April 22, 2013
Seven Not-So-Fun Facts About the Costs of Public Education. I was in the midst of writing this for posting on Income Tax Day when last Monday’s tragedy occurred.
For many years we have expressed education expenditures as “per-pupil spending.” This is a reasonably good way to frame the numbers, though controversy sometimes arises over what is included and what isn’t. The following is a list of different angles on the same spending. All the figures cited are for 2010, courtesy of the National Center of Education Statistics, the Bureau of Labor Statistics, and the U.S. Census Bureau.
1) Revenues collected by governments for public education in the United States totaled $593.7 billion. About $261.4 billion came from local sources, $258.2 billion from state sources, and $74 billion from federal sources.
2) That’s about $1,922 from each and every American.

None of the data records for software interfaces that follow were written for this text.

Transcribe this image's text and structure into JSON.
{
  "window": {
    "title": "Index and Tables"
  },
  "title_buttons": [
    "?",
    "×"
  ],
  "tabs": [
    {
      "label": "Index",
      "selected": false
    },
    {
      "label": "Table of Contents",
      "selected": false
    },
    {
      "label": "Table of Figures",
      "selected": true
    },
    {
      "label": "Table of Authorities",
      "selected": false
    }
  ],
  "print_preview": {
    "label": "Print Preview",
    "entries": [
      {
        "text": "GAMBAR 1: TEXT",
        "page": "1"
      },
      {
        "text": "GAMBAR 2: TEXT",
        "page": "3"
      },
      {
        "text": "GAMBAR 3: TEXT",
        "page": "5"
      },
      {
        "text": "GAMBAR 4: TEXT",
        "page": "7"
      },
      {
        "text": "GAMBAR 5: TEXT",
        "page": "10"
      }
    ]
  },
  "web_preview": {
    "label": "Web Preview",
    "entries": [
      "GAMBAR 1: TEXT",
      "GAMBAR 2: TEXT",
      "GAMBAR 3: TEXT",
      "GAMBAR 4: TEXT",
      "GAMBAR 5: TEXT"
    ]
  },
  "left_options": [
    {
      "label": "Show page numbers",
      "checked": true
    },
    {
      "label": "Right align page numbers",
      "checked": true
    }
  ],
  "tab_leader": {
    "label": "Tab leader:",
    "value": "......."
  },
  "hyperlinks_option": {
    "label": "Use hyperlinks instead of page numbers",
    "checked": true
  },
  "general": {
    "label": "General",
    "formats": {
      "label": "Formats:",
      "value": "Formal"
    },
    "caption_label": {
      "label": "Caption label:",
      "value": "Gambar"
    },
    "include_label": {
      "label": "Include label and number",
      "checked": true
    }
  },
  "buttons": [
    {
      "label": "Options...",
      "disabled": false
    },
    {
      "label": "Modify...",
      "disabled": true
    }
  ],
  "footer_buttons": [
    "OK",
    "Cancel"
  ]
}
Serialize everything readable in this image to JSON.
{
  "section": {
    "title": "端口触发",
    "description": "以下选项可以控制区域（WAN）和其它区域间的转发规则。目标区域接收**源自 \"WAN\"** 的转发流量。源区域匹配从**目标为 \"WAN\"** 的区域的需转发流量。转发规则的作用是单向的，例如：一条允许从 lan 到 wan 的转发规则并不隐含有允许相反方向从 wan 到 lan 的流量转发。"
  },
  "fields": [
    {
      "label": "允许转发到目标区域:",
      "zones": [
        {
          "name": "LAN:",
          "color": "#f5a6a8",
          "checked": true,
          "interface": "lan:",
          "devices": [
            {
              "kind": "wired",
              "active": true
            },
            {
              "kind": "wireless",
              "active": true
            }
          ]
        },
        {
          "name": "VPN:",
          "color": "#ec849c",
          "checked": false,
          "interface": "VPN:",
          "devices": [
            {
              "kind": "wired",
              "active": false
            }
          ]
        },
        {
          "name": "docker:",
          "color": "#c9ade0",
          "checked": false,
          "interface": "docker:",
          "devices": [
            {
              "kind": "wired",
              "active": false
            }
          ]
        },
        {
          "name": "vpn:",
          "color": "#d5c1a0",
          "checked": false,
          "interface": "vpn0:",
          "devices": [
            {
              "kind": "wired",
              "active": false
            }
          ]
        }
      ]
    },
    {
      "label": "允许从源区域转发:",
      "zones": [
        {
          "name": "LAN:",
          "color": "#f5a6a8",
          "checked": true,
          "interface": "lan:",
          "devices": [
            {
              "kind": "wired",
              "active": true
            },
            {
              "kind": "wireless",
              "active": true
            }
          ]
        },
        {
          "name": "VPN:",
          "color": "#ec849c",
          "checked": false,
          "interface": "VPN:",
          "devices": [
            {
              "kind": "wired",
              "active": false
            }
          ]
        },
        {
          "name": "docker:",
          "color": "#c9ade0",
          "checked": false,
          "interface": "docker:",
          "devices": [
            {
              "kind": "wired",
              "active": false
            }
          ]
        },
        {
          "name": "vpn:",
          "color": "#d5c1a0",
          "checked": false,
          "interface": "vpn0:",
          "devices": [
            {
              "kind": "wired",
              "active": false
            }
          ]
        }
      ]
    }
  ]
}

3) Or $2,531 from each adult, 18 and older.
4) Or $4,567 from each non-farm American worker on a payroll.
5) That amounts to 11.4 percent of the average worker’s salary, or $2.20 per hour.
6) The average American employee thus works almost one hour every day to fund public schools.
7) It would take the entire salary of 14,842,500 employees to pay for U.S. public schools, equivalent to the entire retail trade workforce.
Public education advocates often speak of school spending as an investment. It’s clear that our portfolio is heavily weighted in the education sector. The shareholders are understandably upset by weak ROIs and incessant margin calls. No wonder they responded by downsizing.
Last Week’s Intercepts. EIA’s daily blog, Intercepts, covered these topics April 16-22:
* The Evergreen Charter School Unionization Story. There you go again.
* Hawaii Pays for Performance Pay. That’s a pretty big carrot.
* Exclusive Video of Chicago Teachers Union Candidate Training. Look, it’s the queen of diamonds!
* Hedge Fund Hilarity. Fair share.
* Math Skills Not Required. We’re gonna need a bigger calculator.
Quote of the Week. “We don’t blame the firefighters when there’s a fire, and we don’t blame the police for crime! Why would we? Then why are educators being blamed for the struggles of our public schools? Let’s look at the policies and the policymakers instead of the people doing the work every day.” – Earl Wiman, current member of the National Education Association Executive Committee. (April 12 speech to the Virginia Education Association Delegate Assembly)
We pay firefighters to put out fires. We pay police officers to catch criminals. We pay teachers to educate children. NEA pays Wiman to obscure the issue.